# [EXERCISE DIRECTIONS]
For each line in the data below, write an exact copy.

==== DATA SUPPLIED

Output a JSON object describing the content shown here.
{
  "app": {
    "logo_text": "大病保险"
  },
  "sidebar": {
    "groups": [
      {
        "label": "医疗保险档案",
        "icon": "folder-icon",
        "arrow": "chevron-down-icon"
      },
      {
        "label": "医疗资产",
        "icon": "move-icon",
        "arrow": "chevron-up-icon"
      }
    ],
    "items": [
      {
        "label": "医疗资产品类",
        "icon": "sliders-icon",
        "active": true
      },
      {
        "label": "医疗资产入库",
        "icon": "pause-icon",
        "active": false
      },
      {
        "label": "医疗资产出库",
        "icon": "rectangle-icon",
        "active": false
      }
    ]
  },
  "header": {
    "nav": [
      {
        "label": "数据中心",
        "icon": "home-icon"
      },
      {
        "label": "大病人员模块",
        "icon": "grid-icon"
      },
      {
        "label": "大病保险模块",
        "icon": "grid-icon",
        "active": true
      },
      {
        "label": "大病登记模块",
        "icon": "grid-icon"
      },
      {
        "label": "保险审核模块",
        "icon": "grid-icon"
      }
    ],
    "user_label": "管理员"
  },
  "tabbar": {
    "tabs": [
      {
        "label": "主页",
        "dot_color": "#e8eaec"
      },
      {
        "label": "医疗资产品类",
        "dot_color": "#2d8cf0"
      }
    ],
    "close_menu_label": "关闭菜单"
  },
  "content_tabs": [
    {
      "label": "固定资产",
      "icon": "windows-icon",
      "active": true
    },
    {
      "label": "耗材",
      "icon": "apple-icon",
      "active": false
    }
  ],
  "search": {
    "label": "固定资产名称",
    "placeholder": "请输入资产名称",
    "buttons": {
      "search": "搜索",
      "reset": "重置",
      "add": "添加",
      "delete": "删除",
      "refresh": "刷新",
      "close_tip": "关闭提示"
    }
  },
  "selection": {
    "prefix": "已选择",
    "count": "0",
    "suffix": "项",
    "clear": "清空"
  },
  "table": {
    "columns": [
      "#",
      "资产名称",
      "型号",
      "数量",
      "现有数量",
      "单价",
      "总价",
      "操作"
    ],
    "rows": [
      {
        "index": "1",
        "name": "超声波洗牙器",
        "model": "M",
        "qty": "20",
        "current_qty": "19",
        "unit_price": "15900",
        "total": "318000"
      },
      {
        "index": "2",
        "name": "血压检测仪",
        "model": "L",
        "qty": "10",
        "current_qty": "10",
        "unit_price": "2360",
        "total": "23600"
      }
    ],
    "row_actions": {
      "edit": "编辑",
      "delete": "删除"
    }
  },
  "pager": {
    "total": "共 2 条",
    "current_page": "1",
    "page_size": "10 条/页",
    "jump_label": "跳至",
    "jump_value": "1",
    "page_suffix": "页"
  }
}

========

# [EXPECTED ANSWER]
Output a JSON object describing the content shown here.
{
  "app": {
    "logo_text": "大病保险"
  },
  "sidebar": {
    "groups": [
      {
        "label": "医疗保险档案",
        "icon": "folder-icon",
        "arrow": "chevron-down-icon"
      },
      {
        "label": "医疗资产",
        "icon": "move-icon",
        "arrow": "chevron-up-icon"
      }
    ],
    "items": [
      {
        "label": "医疗资产品类",
        "icon": "sliders-icon",
        "active": true
      },
      {
        "label": "医疗资产入库",
        "icon": "pause-icon",
        "active": false
      },
      {
        "label": "医疗资产出库",
        "icon": "rectangle-icon",
        "active": false
      }
    ]
  },
  "header": {
    "nav": [
      {
        "label": "数据中心",
        "icon": "home-icon"
      },
      {
        "label": "大病人员模块",
        "icon": "grid-icon"
      },
      {
        "label": "大病保险模块",
        "icon": "grid-icon",
        "active": true
      },
      {
        "label": "大病登记模块",
        "icon": "grid-icon"
      },
      {
        "label": "保险审核模块",
        "icon": "grid-icon"
      }
    ],
    "user_label": "管理员"
  },
  "tabbar": {
    "tabs": [
      {
        "label": "主页",
        "dot_color": "#e8eaec"
      },
      {
        "label": "医疗资产品类",
        "dot_color": "#2d8cf0"
      }
    ],
    "close_menu_label": "关闭菜单"
  },
  "content_tabs": [
    {
      "label": "固定资产",
      "icon": "windows-icon",
      "active": true
    },
    {
      "label": "耗材",
      "icon": "apple-icon",
      "active": false
    }
  ],
  "search": {
    "label": "固定资产名称",
    "placeholder": "请输入资产名称",
    "buttons": {
      "search": "搜索",
      "reset": "重置",
      "add": "添加",
      "delete": "删除",
      "refresh": "刷新",
      "close_tip": "关闭提示"
    }
  },
  "selection": {
    "prefix": "已选择",
    "count": "0",
    "suffix": "项",
    "clear": "清空"
  },
  "table": {
    "columns": [
      "#",
      "资产名称",
      "型号",
      "数量",
      "现有数量",
      "单价",
      "总价",
      "操作"
    ],
    "rows": [
      {
        "index": "1",
        "name": "超声波洗牙器",
        "model": "M",
        "qty": "20",
        "current_qty": "19",
        "unit_price": "15900",
        "total": "318000"
      },
      {
        "index": "2",
        "name": "血压检测仪",
        "model": "L",
        "qty": "10",
        "current_qty": "10",
        "unit_price": "2360",
        "total": "23600"
      }
    ],
    "row_actions": {
      "edit": "编辑",
      "delete": "删除"
    }
  },
  "pager": {
    "total": "共 2 条",
    "current_page": "1",
    "page_size": "10 条/页",
    "jump_label": "跳至",
    "jump_value": "1",
    "page_suffix": "页"
  }
}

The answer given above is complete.